TASK STATEMENT: If a record below holds a picture, leave the picture out and copy the rest exactly.

[Stored dataset items]
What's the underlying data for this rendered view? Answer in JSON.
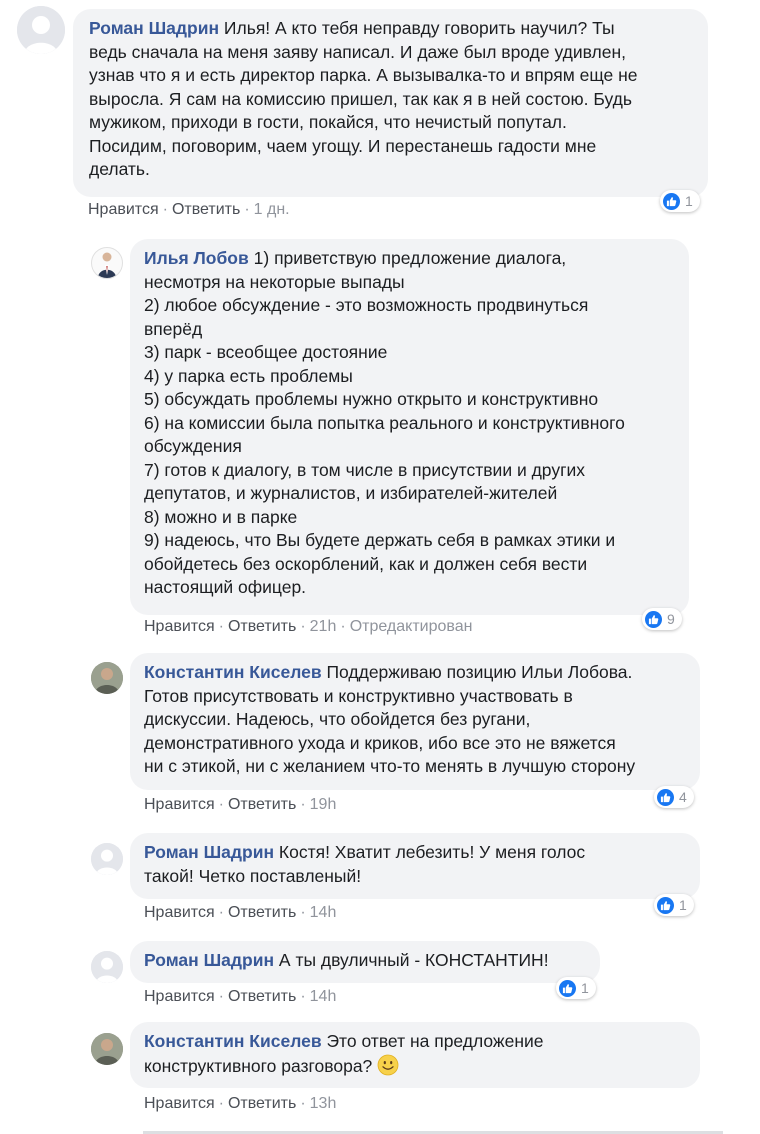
{
  "comments": [
    {
      "author": "Роман Шадрин",
      "text": "Илья! А кто тебя неправду говорить научил? Ты\nведь сначала на меня заяву написал. И даже был вроде удивлен,\nузнав что я и есть директор парка. А вызывалка-то и впрям еще не\nвыросла. Я сам на комиссию пришел, так как я в ней состою. Будь\nмужиком, приходи в гости, покайся, что нечистый попутал.\nПосидим, поговорим, чаем угощу. И перестанешь гадости мне\nделать.",
      "like_label": "Нравится",
      "reply_label": "Ответить",
      "time": "1 дн.",
      "edited": "",
      "reactions": "1"
    },
    {
      "author": "Илья Лобов",
      "text": "1) приветствую предложение диалога,\nнесмотря на некоторые выпады\n2) любое обсуждение - это возможность продвинуться\nвперёд\n3) парк - всеобщее достояние\n4) у парка есть проблемы\n5) обсуждать проблемы нужно открыто и конструктивно\n6) на комиссии была попытка реального и конструктивного\nобсуждения\n7) готов к диалогу, в том числе в присутствии и других\nдепутатов, и журналистов, и избирателей-жителей\n8) можно и в парке\n9) надеюсь, что Вы будете держать себя в рамках этики и\nобойдетесь без оскорблений, как и должен себя вести\nнастоящий офицер.",
      "like_label": "Нравится",
      "reply_label": "Ответить",
      "time": "21h",
      "edited": "Отредактирован",
      "reactions": "9"
    },
    {
      "author": "Константин Киселев",
      "text": "Поддерживаю позицию Ильи Лобова.\nГотов присутствовать и конструктивно участвовать в\nдискуссии. Надеюсь, что обойдется без ругани,\nдемонстративного ухода и криков, ибо все это не вяжется\nни с этикой, ни с желанием что-то менять в лучшую сторону",
      "like_label": "Нравится",
      "reply_label": "Ответить",
      "time": "19h",
      "edited": "",
      "reactions": "4"
    },
    {
      "author": "Роман Шадрин",
      "text": "Костя! Хватит лебезить! У меня голос\nтакой! Четко поставленый!",
      "like_label": "Нравится",
      "reply_label": "Ответить",
      "time": "14h",
      "edited": "",
      "reactions": "1"
    },
    {
      "author": "Роман Шадрин",
      "text": "А ты двуличный - КОНСТАНТИН!",
      "like_label": "Нравится",
      "reply_label": "Ответить",
      "time": "14h",
      "edited": "",
      "reactions": "1"
    },
    {
      "author": "Константин Киселев",
      "text": "Это ответ на предложение\nконструктивного разговора?",
      "like_label": "Нравится",
      "reply_label": "Ответить",
      "time": "13h",
      "edited": "",
      "reactions": ""
    }
  ],
  "colors": {
    "author": "#385898",
    "bubble": "#f2f3f5",
    "like_icon": "#1877f2",
    "meta": "#90949c"
  }
}
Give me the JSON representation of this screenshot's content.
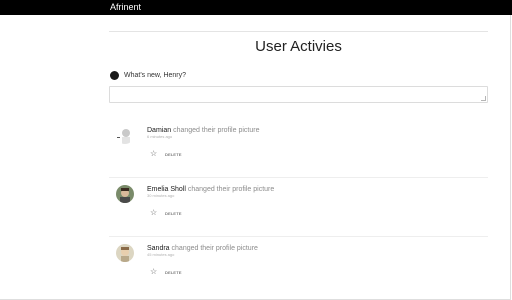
{
  "app": {
    "brand": "Afrinent"
  },
  "page": {
    "title": "User Activies"
  },
  "composer": {
    "prompt": "What's new, Henry?",
    "value": ""
  },
  "activities": [
    {
      "user": "Damian",
      "action": "changed their profile picture",
      "time": "6 minutes ago",
      "delete_label": "DELETE"
    },
    {
      "user": "Emelia Sholl",
      "action": "changed their profile picture",
      "time": "30 minutes ago",
      "delete_label": "DELETE"
    },
    {
      "user": "Sandra",
      "action": "changed their profile picture",
      "time": "45 minutes ago",
      "delete_label": "DELETE"
    }
  ],
  "icons": {
    "star": "star-outline-icon"
  }
}
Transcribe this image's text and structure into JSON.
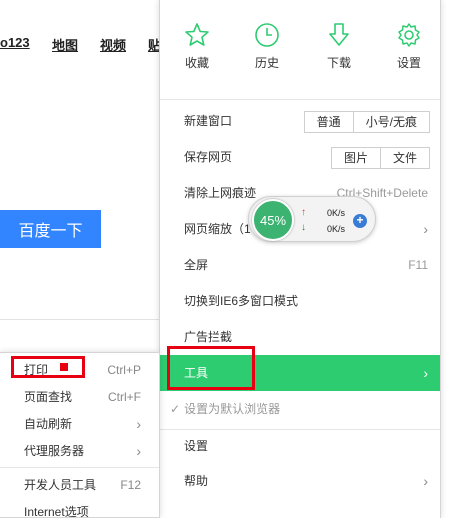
{
  "background": {
    "nav_links": [
      "o123",
      "地图",
      "视频",
      "贴"
    ],
    "search_button": "百度一下"
  },
  "menu": {
    "top_icons": [
      {
        "label": "收藏",
        "icon": "star-icon"
      },
      {
        "label": "历史",
        "icon": "clock-icon"
      },
      {
        "label": "下载",
        "icon": "download-icon"
      },
      {
        "label": "设置",
        "icon": "gear-icon"
      }
    ],
    "new_window": {
      "label": "新建窗口",
      "options": [
        "普通",
        "小号/无痕"
      ]
    },
    "save_page": {
      "label": "保存网页",
      "options": [
        "图片",
        "文件"
      ]
    },
    "clear_history": {
      "label": "清除上网痕迹",
      "shortcut": "Ctrl+Shift+Delete"
    },
    "zoom": {
      "label": "网页缩放（1"
    },
    "fullscreen": {
      "label": "全屏",
      "shortcut": "F11"
    },
    "ie6": {
      "label": "切换到IE6多窗口模式"
    },
    "adblock": {
      "label": "广告拦截"
    },
    "tools": {
      "label": "工具"
    },
    "default_browser": {
      "label": "设置为默认浏览器",
      "check": "✓"
    },
    "settings": {
      "label": "设置"
    },
    "help": {
      "label": "帮助"
    },
    "accent_color": "#2ecc71",
    "highlight_color": "#e60012"
  },
  "speed_widget": {
    "percent": "45%",
    "up_arrow": "↑",
    "down_arrow": "↓",
    "upload": "0K/s",
    "download": "0K/s",
    "plus": "+"
  },
  "submenu": {
    "items": [
      {
        "label": "打印",
        "shortcut": "Ctrl+P"
      },
      {
        "label": "页面查找",
        "shortcut": "Ctrl+F"
      },
      {
        "label": "自动刷新",
        "arrow": "›"
      },
      {
        "label": "代理服务器",
        "arrow": "›"
      },
      {
        "label": "开发人员工具",
        "shortcut": "F12"
      },
      {
        "label": "Internet选项"
      }
    ]
  },
  "arrow_glyph": "›"
}
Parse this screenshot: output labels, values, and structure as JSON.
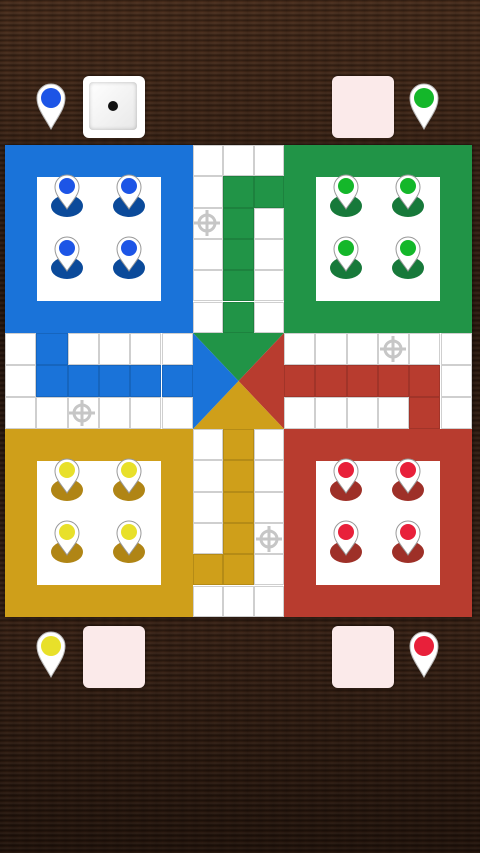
{
  "colors": {
    "blue": "#1a73d9",
    "green": "#219447",
    "red": "#b83c2f",
    "yellow": "#cf9f1a",
    "blue_dark": "#0b4a9a",
    "green_dark": "#17793a",
    "red_dark": "#9e3028",
    "yellow_dark": "#b08515",
    "blue_bright": "#1d55e6",
    "green_bright": "#14b72a",
    "red_bright": "#e8203a",
    "yellow_bright": "#e8e02a"
  },
  "players": [
    {
      "color": "blue",
      "dice_value": 1,
      "dice_active": true,
      "pieces_home": 4
    },
    {
      "color": "green",
      "dice_value": null,
      "dice_active": false,
      "pieces_home": 4
    },
    {
      "color": "yellow",
      "dice_value": null,
      "dice_active": false,
      "pieces_home": 4
    },
    {
      "color": "red",
      "dice_value": null,
      "dice_active": false,
      "pieces_home": 4
    }
  ],
  "icons": {
    "pin": "map-pin-icon",
    "safe_spot": "crosshair-star-icon",
    "dice": "dice-icon"
  }
}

ANSWER TO THIS EXERCISE:
What's the underlying data for this rendered view? Answer in JSON.
{
  "comments": [
    {
      "author": "Роман Шадрин",
      "text": "Илья! А кто тебя неправду говорить научил? Ты\nведь сначала на меня заяву написал. И даже был вроде удивлен,\nузнав что я и есть директор парка. А вызывалка-то и впрям еще не\nвыросла. Я сам на комиссию пришел, так как я в ней состою. Будь\nмужиком, приходи в гости, покайся, что нечистый попутал.\nПосидим, поговорим, чаем угощу. И перестанешь гадости мне\nделать.",
      "like_label": "Нравится",
      "reply_label": "Ответить",
      "time": "1 дн.",
      "edited": "",
      "reactions": "1"
    },
    {
      "author": "Илья Лобов",
      "text": "1) приветствую предложение диалога,\nнесмотря на некоторые выпады\n2) любое обсуждение - это возможность продвинуться\nвперёд\n3) парк - всеобщее достояние\n4) у парка есть проблемы\n5) обсуждать проблемы нужно открыто и конструктивно\n6) на комиссии была попытка реального и конструктивного\nобсуждения\n7) готов к диалогу, в том числе в присутствии и других\nдепутатов, и журналистов, и избирателей-жителей\n8) можно и в парке\n9) надеюсь, что Вы будете держать себя в рамках этики и\nобойдетесь без оскорблений, как и должен себя вести\nнастоящий офицер.",
      "like_label": "Нравится",
      "reply_label": "Ответить",
      "time": "21h",
      "edited": "Отредактирован",
      "reactions": "9"
    },
    {
      "author": "Константин Киселев",
      "text": "Поддерживаю позицию Ильи Лобова.\nГотов присутствовать и конструктивно участвовать в\nдискуссии. Надеюсь, что обойдется без ругани,\nдемонстративного ухода и криков, ибо все это не вяжется\nни с этикой, ни с желанием что-то менять в лучшую сторону",
      "like_label": "Нравится",
      "reply_label": "Ответить",
      "time": "19h",
      "edited": "",
      "reactions": "4"
    },
    {
      "author": "Роман Шадрин",
      "text": "Костя! Хватит лебезить! У меня голос\nтакой! Четко поставленый!",
      "like_label": "Нравится",
      "reply_label": "Ответить",
      "time": "14h",
      "edited": "",
      "reactions": "1"
    },
    {
      "author": "Роман Шадрин",
      "text": "А ты двуличный - КОНСТАНТИН!",
      "like_label": "Нравится",
      "reply_label": "Ответить",
      "time": "14h",
      "edited": "",
      "reactions": "1"
    },
    {
      "author": "Константин Киселев",
      "text": "Это ответ на предложение\nконструктивного разговора?",
      "like_label": "Нравится",
      "reply_label": "Ответить",
      "time": "13h",
      "edited": "",
      "reactions": ""
    }
  ],
  "colors": {
    "author": "#385898",
    "bubble": "#f2f3f5",
    "like_icon": "#1877f2",
    "meta": "#90949c"
  }
}
Give me the JSON representation of this screenshot's content.
{
  "app": {
    "brand": "Afrinent"
  },
  "page": {
    "title": "User Activies"
  },
  "composer": {
    "prompt": "What's new, Henry?",
    "value": ""
  },
  "activities": [
    {
      "user": "Damian",
      "action": "changed their profile picture",
      "time": "6 minutes ago",
      "delete_label": "DELETE"
    },
    {
      "user": "Emelia Sholl",
      "action": "changed their profile picture",
      "time": "30 minutes ago",
      "delete_label": "DELETE"
    },
    {
      "user": "Sandra",
      "action": "changed their profile picture",
      "time": "45 minutes ago",
      "delete_label": "DELETE"
    }
  ],
  "icons": {
    "star": "star-outline-icon"
  }
}
Transcribe this image's text and structure into JSON.
{
  "background": {
    "nav_links": [
      "o123",
      "地图",
      "视频",
      "贴"
    ],
    "search_button": "百度一下"
  },
  "menu": {
    "top_icons": [
      {
        "label": "收藏",
        "icon": "star-icon"
      },
      {
        "label": "历史",
        "icon": "clock-icon"
      },
      {
        "label": "下载",
        "icon": "download-icon"
      },
      {
        "label": "设置",
        "icon": "gear-icon"
      }
    ],
    "new_window": {
      "label": "新建窗口",
      "options": [
        "普通",
        "小号/无痕"
      ]
    },
    "save_page": {
      "label": "保存网页",
      "options": [
        "图片",
        "文件"
      ]
    },
    "clear_history": {
      "label": "清除上网痕迹",
      "shortcut": "Ctrl+Shift+Delete"
    },
    "zoom": {
      "label": "网页缩放（1"
    },
    "fullscreen": {
      "label": "全屏",
      "shortcut": "F11"
    },
    "ie6": {
      "label": "切换到IE6多窗口模式"
    },
    "adblock": {
      "label": "广告拦截"
    },
    "tools": {
      "label": "工具"
    },
    "default_browser": {
      "label": "设置为默认浏览器",
      "check": "✓"
    },
    "settings": {
      "label": "设置"
    },
    "help": {
      "label": "帮助"
    },
    "accent_color": "#2ecc71",
    "highlight_color": "#e60012"
  },
  "speed_widget": {
    "percent": "45%",
    "up_arrow": "↑",
    "down_arrow": "↓",
    "upload": "0K/s",
    "download": "0K/s",
    "plus": "+"
  },
  "submenu": {
    "items": [
      {
        "label": "打印",
        "shortcut": "Ctrl+P"
      },
      {
        "label": "页面查找",
        "shortcut": "Ctrl+F"
      },
      {
        "label": "自动刷新",
        "arrow": "›"
      },
      {
        "label": "代理服务器",
        "arrow": "›"
      },
      {
        "label": "开发人员工具",
        "shortcut": "F12"
      },
      {
        "label": "Internet选项"
      }
    ]
  },
  "arrow_glyph": "›"
}
Parse this screenshot: output labels, values, and structure as JSON.
{
  "colors": {
    "blue": "#1a73d9",
    "green": "#219447",
    "red": "#b83c2f",
    "yellow": "#cf9f1a",
    "blue_dark": "#0b4a9a",
    "green_dark": "#17793a",
    "red_dark": "#9e3028",
    "yellow_dark": "#b08515",
    "blue_bright": "#1d55e6",
    "green_bright": "#14b72a",
    "red_bright": "#e8203a",
    "yellow_bright": "#e8e02a"
  },
  "players": [
    {
      "color": "blue",
      "dice_value": 1,
      "dice_active": true,
      "pieces_home": 4
    },
    {
      "color": "green",
      "dice_value": null,
      "dice_active": false,
      "pieces_home": 4
    },
    {
      "color": "yellow",
      "dice_value": null,
      "dice_active": false,
      "pieces_home": 4
    },
    {
      "color": "red",
      "dice_value": null,
      "dice_active": false,
      "pieces_home": 4
    }
  ],
  "icons": {
    "pin": "map-pin-icon",
    "safe_spot": "crosshair-star-icon",
    "dice": "dice-icon"
  }
}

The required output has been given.